Consequences of Not Abiding by the Terms of the Bond
Most surety bond clauses require you to abide by the terms of the bond. If you don’t abide by the terms of the bond, a claim can ensue and you are obligated to pay the full amount, including legal costs. An indemnity agreement pledges that you will reimburse the surety for any claims and lawful reimbursement for any costs to enforce the obligation. Collateral assets like personal property (cars, jewelry, etc.) and real property assets like land or a house are usually obligatory up to the amount of the bond. These assets are forfeited in the case of successful claim.
How Much Does it Cost to Bail Someone out of Jail?

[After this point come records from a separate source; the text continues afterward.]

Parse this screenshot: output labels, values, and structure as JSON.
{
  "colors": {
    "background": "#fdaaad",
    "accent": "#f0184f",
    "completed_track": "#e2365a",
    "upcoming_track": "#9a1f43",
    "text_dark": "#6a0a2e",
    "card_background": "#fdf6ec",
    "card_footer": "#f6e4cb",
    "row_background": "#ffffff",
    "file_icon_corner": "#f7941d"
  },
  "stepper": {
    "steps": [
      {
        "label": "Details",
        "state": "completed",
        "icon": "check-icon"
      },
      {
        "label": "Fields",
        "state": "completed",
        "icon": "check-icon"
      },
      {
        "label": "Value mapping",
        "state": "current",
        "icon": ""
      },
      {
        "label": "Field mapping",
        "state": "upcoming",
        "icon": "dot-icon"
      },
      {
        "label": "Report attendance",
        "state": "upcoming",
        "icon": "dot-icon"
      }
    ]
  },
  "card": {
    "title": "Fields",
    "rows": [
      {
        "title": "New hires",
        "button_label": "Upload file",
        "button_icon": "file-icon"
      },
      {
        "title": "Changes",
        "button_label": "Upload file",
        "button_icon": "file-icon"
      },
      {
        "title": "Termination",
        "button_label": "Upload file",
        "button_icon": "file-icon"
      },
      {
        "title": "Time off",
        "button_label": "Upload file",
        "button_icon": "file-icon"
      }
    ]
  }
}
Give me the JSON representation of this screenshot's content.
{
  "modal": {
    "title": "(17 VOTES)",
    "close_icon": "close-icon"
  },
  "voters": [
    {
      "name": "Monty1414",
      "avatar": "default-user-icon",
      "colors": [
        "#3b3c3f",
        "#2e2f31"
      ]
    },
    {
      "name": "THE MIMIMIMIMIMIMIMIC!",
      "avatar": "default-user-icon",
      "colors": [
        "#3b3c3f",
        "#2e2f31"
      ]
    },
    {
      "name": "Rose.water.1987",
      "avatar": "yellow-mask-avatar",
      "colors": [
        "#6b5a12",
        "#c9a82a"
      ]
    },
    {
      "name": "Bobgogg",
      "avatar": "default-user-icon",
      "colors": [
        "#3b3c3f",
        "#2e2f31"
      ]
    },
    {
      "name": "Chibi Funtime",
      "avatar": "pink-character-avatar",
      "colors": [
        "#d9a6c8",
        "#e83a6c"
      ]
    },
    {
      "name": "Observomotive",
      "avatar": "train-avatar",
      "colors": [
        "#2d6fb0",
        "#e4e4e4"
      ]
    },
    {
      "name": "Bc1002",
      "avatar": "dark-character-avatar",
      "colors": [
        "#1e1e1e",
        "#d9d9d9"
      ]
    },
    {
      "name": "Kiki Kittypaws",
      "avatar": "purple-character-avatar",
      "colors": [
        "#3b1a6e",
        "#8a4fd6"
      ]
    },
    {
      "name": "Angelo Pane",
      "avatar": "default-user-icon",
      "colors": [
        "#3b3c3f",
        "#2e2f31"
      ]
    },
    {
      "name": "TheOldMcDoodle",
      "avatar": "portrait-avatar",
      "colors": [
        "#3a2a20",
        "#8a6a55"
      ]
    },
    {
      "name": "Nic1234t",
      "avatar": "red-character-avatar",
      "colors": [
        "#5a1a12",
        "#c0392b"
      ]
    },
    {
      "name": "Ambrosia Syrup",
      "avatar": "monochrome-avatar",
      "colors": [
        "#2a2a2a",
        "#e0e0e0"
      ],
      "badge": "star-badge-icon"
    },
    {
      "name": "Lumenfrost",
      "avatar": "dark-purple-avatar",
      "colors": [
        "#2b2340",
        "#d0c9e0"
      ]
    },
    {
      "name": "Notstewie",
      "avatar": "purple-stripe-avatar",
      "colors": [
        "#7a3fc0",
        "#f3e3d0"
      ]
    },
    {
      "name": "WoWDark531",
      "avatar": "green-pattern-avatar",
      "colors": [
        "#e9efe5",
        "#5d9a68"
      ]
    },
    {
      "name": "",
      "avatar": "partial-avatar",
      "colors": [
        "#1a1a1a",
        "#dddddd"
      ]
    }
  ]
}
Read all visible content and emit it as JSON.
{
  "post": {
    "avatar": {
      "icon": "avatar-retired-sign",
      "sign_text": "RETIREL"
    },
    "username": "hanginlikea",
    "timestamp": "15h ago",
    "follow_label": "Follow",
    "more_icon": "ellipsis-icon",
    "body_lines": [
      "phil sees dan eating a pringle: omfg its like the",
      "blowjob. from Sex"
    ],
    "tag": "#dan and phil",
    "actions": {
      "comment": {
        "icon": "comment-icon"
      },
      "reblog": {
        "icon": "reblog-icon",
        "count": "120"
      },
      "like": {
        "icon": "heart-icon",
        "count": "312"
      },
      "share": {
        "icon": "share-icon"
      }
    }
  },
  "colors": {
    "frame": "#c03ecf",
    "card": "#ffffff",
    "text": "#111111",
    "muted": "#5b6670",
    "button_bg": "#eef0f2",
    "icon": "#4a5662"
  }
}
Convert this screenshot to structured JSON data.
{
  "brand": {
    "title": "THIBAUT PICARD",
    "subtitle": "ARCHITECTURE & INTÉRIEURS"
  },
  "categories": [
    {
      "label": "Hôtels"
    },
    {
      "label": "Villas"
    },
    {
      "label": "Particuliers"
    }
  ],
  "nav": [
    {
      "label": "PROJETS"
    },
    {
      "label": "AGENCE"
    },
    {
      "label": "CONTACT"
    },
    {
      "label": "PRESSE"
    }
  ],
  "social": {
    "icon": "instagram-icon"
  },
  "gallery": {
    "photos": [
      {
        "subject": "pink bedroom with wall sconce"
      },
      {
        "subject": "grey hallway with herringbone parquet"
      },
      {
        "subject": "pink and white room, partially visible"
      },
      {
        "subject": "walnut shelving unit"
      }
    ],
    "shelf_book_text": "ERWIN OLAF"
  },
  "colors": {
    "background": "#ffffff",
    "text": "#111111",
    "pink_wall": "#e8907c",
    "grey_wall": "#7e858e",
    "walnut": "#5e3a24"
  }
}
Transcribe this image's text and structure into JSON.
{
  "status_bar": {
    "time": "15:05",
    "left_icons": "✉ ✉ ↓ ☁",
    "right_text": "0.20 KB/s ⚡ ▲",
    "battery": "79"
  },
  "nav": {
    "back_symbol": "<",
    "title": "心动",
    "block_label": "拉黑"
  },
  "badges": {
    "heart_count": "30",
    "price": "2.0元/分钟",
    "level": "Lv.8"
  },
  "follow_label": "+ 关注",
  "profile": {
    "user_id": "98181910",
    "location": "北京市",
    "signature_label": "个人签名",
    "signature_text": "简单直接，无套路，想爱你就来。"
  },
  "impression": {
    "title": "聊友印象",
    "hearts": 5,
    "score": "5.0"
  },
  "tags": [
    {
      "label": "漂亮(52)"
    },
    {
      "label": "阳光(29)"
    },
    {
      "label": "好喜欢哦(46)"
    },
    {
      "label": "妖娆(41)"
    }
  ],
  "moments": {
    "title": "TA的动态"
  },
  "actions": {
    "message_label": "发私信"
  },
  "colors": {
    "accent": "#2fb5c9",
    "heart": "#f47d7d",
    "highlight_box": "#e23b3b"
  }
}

These surety bonds also require that the principle agrees to forfeit his right to extradition if he flees the jurisdiction. This allows for the apprehension if the principle skips, and has crossed jurisdictional boundaries.
Typically the fees associated with a bail bond are 10% of the bond amount, with federal courts going up to 15 percent. The principle is responsible for obtaining this amount and paying up-front before any bail bond is issued. Bonds are issued to ensure court appearances, and that the arrestee complies with any special conditions pending the appearance before the judge. Most cannot afford bonds over $10,000, thus the bond facilitates release, guarantees appearance in court and helps to regulate detention facility populations.
Bail Enforcement & Fugitive Recovery Agents
Generally enforcement of the bond falls to a bail bond enforcement agent or fugitive recovery agent, a private individual that locates and apprehends the individual that defaulted and is not in compliance of the bond. Bond enforcement agents enjoy a high success rate as they dedicate the resources necessary to locate, detain and extradite the suspect. These’ bounty hunters’ charge about 10%, but this is cheaper than forfeiting the entire bond amount. Unless the defendant is a high profile or violent offender or an escapee law enforcement agencies dedicate few resources to the pursuit of a fugitive. Most arrest warrants are served incident to a traffic violation or response and/or investigation of an event.